A decade and a half after Todd Pollard entered the racing industry as an enthusiastic schoolboy, he now finds himself front and centre of one the world’s most famous races, the Group 1 W.S. Cox Plate (2040m).
Pollard’s first taste of racing was as a 12-year-old working weekends and holidays as a stablehand for Matamata trainer Graham Richardson.
It took little time for him to realise the Sport of Kings was his calling and he set in place a plan to make the most of the opportunities that presented themselves.
The giant steps he has taken along the way have elevated Pollard to the position of assistant trainer to the shooting star of Sydney training ranks, young Englishwoman Annabel Neasham, and now be the man managing leading Cox Plate contenders Zaaki and Mo’unga.
“I was still in my early teens when I told my mother I wanted to become a trainer,” 27-year-old Pollard recalled in the countdown to Saturday’s weight-for-age classic.
“Mum knew how keen I was and thought that sounded like a good idea, so I set about making it happen.
“I heard about the Darley Flying Start scholarship and along with getting more work experience, I went to Massey College and studied for a marketing degree minoring in equine.
“During varsity breaks I did yearling preps as well as working in Australia for Peter Snowden, Mike Moroney and John O’Shea. That was all about building my CV and I got accepted for the Flying Start programme in 2016.
“It was a fantastic experience working in Ireland, the UK, Kentucky and Dubai, getting an insight to the racing and breeding world.”
One of the relationships that developed through this period was with fellow Matamata-born and raised Flying Start scholar Andrew Williams, who through his Sydney bloodstock agency contacts was to become a key link to Pollard’s current position.
“When I got back to New Zealand I scored the job as racing manager for Stephen Marsh, who was great to work for over the next two and a half years.
“Then one day I was talking to Andy (Williams) and he mentioned that Annabel Neasham, who had set up her own stable at Warwick Farm, was looking for an assistant trainer.
“After talking it over with Stephen he said ‘go for it’ and then Andy rang again telling me Annabel was waiting for me to call her.
“I still pinch myself how it all happened and where it’s already taken me.”
Pollard, the great grandson of successful former Te Awamutu breeder Joe Pollard, began with Neasham in February and it’s been something of a whirlwind experience since.
“Mo’unga was Annabel’s first Group One winner in the Rosehill Guineas (2000m) in late March, then it was Zaaki when he went up to Queensland and it’s hardly stopped since.”
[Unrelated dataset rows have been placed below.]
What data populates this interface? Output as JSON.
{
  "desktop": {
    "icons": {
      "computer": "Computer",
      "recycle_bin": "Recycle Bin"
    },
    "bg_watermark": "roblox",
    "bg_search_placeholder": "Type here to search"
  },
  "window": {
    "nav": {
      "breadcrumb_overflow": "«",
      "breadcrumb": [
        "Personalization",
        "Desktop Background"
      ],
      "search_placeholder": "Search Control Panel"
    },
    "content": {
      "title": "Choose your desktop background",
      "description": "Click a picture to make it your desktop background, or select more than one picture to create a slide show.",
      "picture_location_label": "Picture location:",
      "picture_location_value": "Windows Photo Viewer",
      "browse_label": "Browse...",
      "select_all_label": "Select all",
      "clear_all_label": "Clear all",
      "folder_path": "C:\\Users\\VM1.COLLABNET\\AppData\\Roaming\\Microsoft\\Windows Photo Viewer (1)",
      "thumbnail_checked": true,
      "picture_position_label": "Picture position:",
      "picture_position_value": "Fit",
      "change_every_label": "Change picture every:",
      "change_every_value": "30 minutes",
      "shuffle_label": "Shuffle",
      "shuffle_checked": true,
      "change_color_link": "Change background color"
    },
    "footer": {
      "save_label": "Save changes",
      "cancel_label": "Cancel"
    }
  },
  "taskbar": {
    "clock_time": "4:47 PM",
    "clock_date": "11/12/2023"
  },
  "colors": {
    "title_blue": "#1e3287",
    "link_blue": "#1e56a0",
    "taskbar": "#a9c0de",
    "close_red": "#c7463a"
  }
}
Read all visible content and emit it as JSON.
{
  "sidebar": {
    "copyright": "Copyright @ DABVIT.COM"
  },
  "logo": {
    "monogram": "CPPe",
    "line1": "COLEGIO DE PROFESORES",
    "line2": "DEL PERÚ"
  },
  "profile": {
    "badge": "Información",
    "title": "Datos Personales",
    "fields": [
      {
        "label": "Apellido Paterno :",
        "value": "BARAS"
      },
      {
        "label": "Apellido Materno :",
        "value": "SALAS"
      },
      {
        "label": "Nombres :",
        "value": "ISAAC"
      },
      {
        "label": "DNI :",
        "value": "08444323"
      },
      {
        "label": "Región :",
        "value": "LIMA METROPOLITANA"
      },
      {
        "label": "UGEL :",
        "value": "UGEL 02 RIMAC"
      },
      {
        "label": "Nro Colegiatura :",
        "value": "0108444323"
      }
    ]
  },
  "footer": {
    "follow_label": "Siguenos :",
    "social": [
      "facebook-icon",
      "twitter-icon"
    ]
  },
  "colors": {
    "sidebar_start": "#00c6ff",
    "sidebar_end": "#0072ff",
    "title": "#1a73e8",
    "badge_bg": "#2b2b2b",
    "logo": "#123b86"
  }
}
The English import’s run of form began in the Group 2 Hollindale Stakes (1800m) and he went unbeaten through the winter carnival with wins in the Group 1 Doomben Cup (2000m) and the Group 2 Q22 (2200m).
Mo’unga, a Waikato Stud-bred Savabeel colt that Neesham’s major supporter Aquis outlaid NZD$325,000 for at Karaka in 2019, picked up the baton in August with a first-up win in the Group 1 Winx Stakes. Zaaki chimed in with wins in the Group 2 Tramway Stakes (1400m) and the Group 1 Underwood Stakes (1800m) at his Melbourne debut.
As the short odds-on favourite to extend his formline earlier this month in the Group 1 Might And Power Stakes (2000m), Zaaki could manage only third, while Mo’unga finished fifth in his Cox Plate lead-up, the Group 1 Epsom Handicap (1600m).
“Both horses have had the right preparation and they’re doing everything right,” said Pollard, who is being assisted in Melbourne by former French jockey Raphael Marchelli and keeps in constant contact with Sydney-confined Neasham.
“They worked together at Moonee Valley on Saturday and again on Tuesday morning. Zaaki likes to roll along calling the shots, whereas Mo’unga is a horse that does what he has to and saves his best for raceday.”
Pollard is counting on a combination of factors to add the final elements to Saturday’s two-pronged attack on the AUD$5 million feature.
“Having James (McDonald) back on Zaaki, it’s a huge plus to be teaming up with him again, and we’ve got the right man on Mo’unga. Hugh Bowman knows all about winning the Cox Plate.
“Weather-wise it’s been beautiful during the week, but they’re talking rain by Friday. Our two would love it with a bit of toe in the ground.
“Whatever happens between now and then, the Cox Plate is a race that the best horse on the day wins. It won’t be easy; I just hope our two get the chance to show they’re up for it.”